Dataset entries
BEGIN

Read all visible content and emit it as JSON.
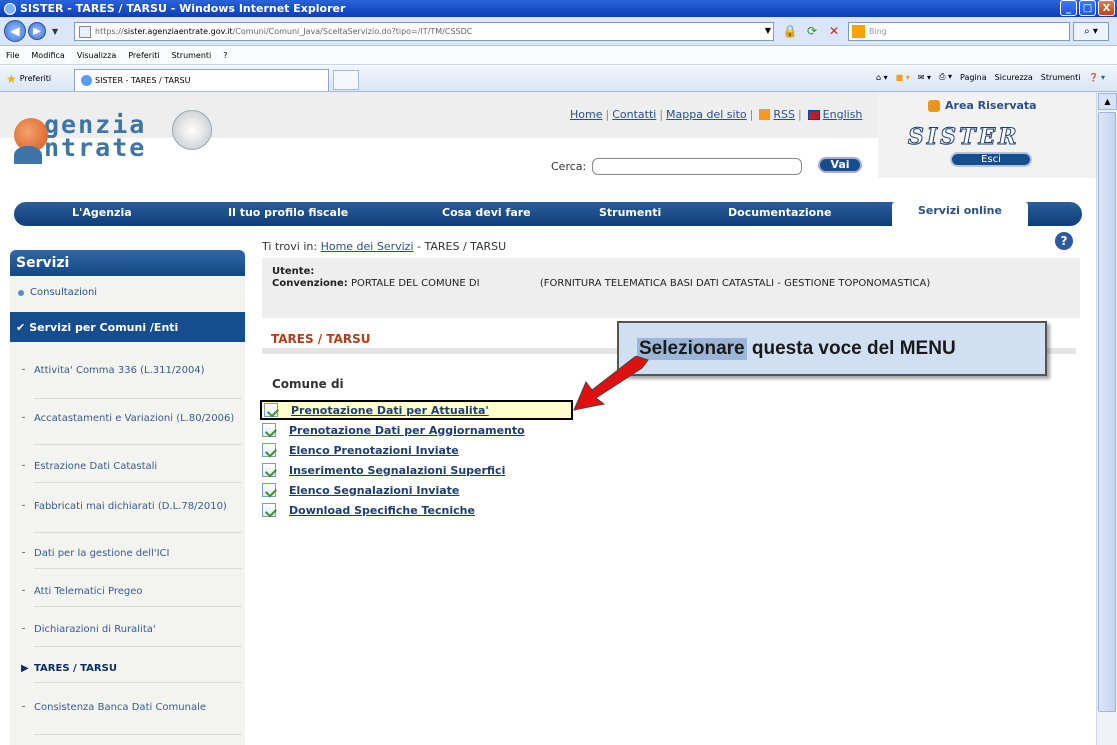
{
  "window": {
    "title": "SISTER - TARES / TARSU - Windows Internet Explorer",
    "buttons": [
      "_",
      "□",
      "X"
    ]
  },
  "address": {
    "url_prefix": "https://",
    "url_host": "sister.agenziaentrate.gov.it",
    "url_path": "/Comuni/Comuni_Java/SceltaServizio.do?tipo=/IT/TM/CSSDC",
    "search_placeholder": "Bing"
  },
  "menubar": [
    "File",
    "Modifica",
    "Visualizza",
    "Preferiti",
    "Strumenti",
    "?"
  ],
  "favorites": {
    "label": "Preferiti",
    "tab_title": "SISTER - TARES / TARSU",
    "commands": [
      "Pagina",
      "Sicurezza",
      "Strumenti"
    ]
  },
  "header": {
    "logo_line1": "genzia",
    "logo_line2": "ntrate",
    "toplinks": [
      "Home",
      "Contatti",
      "Mappa del sito",
      "RSS",
      "English"
    ],
    "search_label": "Cerca:",
    "search_button": "Vai",
    "area_title": "Area Riservata",
    "area_brand": "SISTER",
    "logout": "Esci"
  },
  "nav": [
    "L'Agenzia",
    "Il tuo profilo fiscale",
    "Cosa devi fare",
    "Strumenti",
    "Documentazione",
    "Servizi online"
  ],
  "sidebar": {
    "title": "Servizi",
    "item_consultazioni": "Consultazioni",
    "section": "Servizi per Comuni /Enti",
    "subitems": [
      "Attivita' Comma 336 (L.311/2004)",
      "Accatastamenti e Variazioni (L.80/2006)",
      "Estrazione Dati Catastali",
      "Fabbricati mai dichiarati (D.L.78/2010)",
      "Dati per la gestione dell'ICI",
      "Atti Telematici Pregeo",
      "Dichiarazioni di Ruralita'",
      "TARES / TARSU",
      "Consistenza Banca Dati Comunale"
    ]
  },
  "main": {
    "breadcrumb_prefix": "Ti trovi in:",
    "breadcrumb_link": "Home dei Servizi",
    "breadcrumb_current": "- TARES / TARSU",
    "user_label": "Utente:",
    "convention_label": "Convenzione:",
    "convention_text": "PORTALE DEL COMUNE DI",
    "convention_detail": "(FORNITURA TELEMATICA BASI DATI CATASTALI - GESTIONE TOPONOMASTICA)",
    "section_title": "TARES / TARSU",
    "comune_label": "Comune di",
    "links": [
      "Prenotazione Dati per Attualita'",
      "Prenotazione Dati per Aggiornamento",
      "Elenco Prenotazioni Inviate",
      "Inserimento Segnalazioni Superfici",
      "Elenco Segnalazioni Inviate",
      "Download Specifiche Tecniche"
    ]
  },
  "callout": {
    "highlight": "Selezionare",
    "text": "questa  voce del MENU"
  },
  "colors": {
    "brand_blue": "#154d8e",
    "title_red": "#b23c1c",
    "highlight_yellow": "#ffffcc",
    "arrow_red": "#e01010"
  }
}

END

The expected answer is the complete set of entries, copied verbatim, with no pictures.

EXERCISE RESPONSE —
Read all visible content and emit it as JSON.
{
  "window": {
    "title": "SISTER - TARES / TARSU - Windows Internet Explorer",
    "buttons": [
      "_",
      "□",
      "X"
    ]
  },
  "address": {
    "url_prefix": "https://",
    "url_host": "sister.agenziaentrate.gov.it",
    "url_path": "/Comuni/Comuni_Java/SceltaServizio.do?tipo=/IT/TM/CSSDC",
    "search_placeholder": "Bing"
  },
  "menubar": [
    "File",
    "Modifica",
    "Visualizza",
    "Preferiti",
    "Strumenti",
    "?"
  ],
  "favorites": {
    "label": "Preferiti",
    "tab_title": "SISTER - TARES / TARSU",
    "commands": [
      "Pagina",
      "Sicurezza",
      "Strumenti"
    ]
  },
  "header": {
    "logo_line1": "genzia",
    "logo_line2": "ntrate",
    "toplinks": [
      "Home",
      "Contatti",
      "Mappa del sito",
      "RSS",
      "English"
    ],
    "search_label": "Cerca:",
    "search_button": "Vai",
    "area_title": "Area Riservata",
    "area_brand": "SISTER",
    "logout": "Esci"
  },
  "nav": [
    "L'Agenzia",
    "Il tuo profilo fiscale",
    "Cosa devi fare",
    "Strumenti",
    "Documentazione",
    "Servizi online"
  ],
  "sidebar": {
    "title": "Servizi",
    "item_consultazioni": "Consultazioni",
    "section": "Servizi per Comuni /Enti",
    "subitems": [
      "Attivita' Comma 336 (L.311/2004)",
      "Accatastamenti e Variazioni (L.80/2006)",
      "Estrazione Dati Catastali",
      "Fabbricati mai dichiarati (D.L.78/2010)",
      "Dati per la gestione dell'ICI",
      "Atti Telematici Pregeo",
      "Dichiarazioni di Ruralita'",
      "TARES / TARSU",
      "Consistenza Banca Dati Comunale"
    ]
  },
  "main": {
    "breadcrumb_prefix": "Ti trovi in:",
    "breadcrumb_link": "Home dei Servizi",
    "breadcrumb_current": "- TARES / TARSU",
    "user_label": "Utente:",
    "convention_label": "Convenzione:",
    "convention_text": "PORTALE DEL COMUNE DI",
    "convention_detail": "(FORNITURA TELEMATICA BASI DATI CATASTALI - GESTIONE TOPONOMASTICA)",
    "section_title": "TARES / TARSU",
    "comune_label": "Comune di",
    "links": [
      "Prenotazione Dati per Attualita'",
      "Prenotazione Dati per Aggiornamento",
      "Elenco Prenotazioni Inviate",
      "Inserimento Segnalazioni Superfici",
      "Elenco Segnalazioni Inviate",
      "Download Specifiche Tecniche"
    ]
  },
  "callout": {
    "highlight": "Selezionare",
    "text": "questa  voce del MENU"
  },
  "colors": {
    "brand_blue": "#154d8e",
    "title_red": "#b23c1c",
    "highlight_yellow": "#ffffcc",
    "arrow_red": "#e01010"
  }
}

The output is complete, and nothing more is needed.